It’s great to hear Hannigan — who plays The City today — establishing her own quirky identity.
Her breezy voice wafts above curious folk-rockers like “Home,” “Little Bird” and “What’ll I Do.” And the ukulele-strummed “Knots” is frank to a fault.
“It’s about being in the grip of the mighty fear,” she says, “when you’ve drunk far too big a variety of drinks, and you can only recreate the night before through the receipts in your pocket and the foreign currency that you find in your shoe.”
The “Passenger” artwork — which resembles a sewer system blueprint — is another homemade Hannigan original.
“They’re maps that I perforated by stabbing them with a compass,” she says of the collage. “The maps are of either the place where I wrote the song, or where the song is about. So the front cover is Scotland, West Cork, and where I live, Dublin City. They’re all mixed together, then photographed over a light box, for the effect of a perforated map with light coming through it.”
Hannigan feeds wild birds, and she refers to her best friend (and tour manager) as Bird, so the Joe Henry-produced “Passenger” is liberally feathered with avian references.
“I’ve got six bird feeders, and loads of swallows and robins at the moment,” she says.
The singer also has developed a new obsession.
“I’ve started collecting typewriters, and I have an Olivetti Valentine which is my most treasured possession,” she says. “I have eight so far, and there’s something so wonderfully physical about them — you really have to pound those letters in, and it’s a beautiful sound.”
Has Hannigan typed out any song lyrics yet? She chuckles. “No, but I certainly could on my lovely Valentine. My dream is to have a wall with all of my typewriters set up, fully inked with a sheet of paper in them.

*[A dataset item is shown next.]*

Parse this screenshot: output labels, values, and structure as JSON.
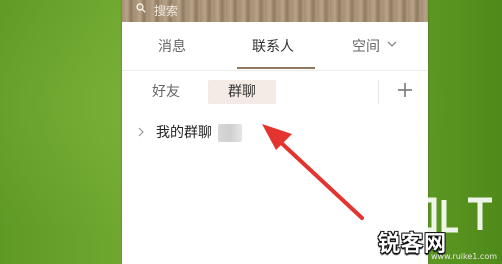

And maybe with a different song in each one!”
IF YOU GO
Where: Slim’s, 333 11th St., San Francisco
When: 8 p.m. today
Contact: (415) 522-0333; www.slimstickets.com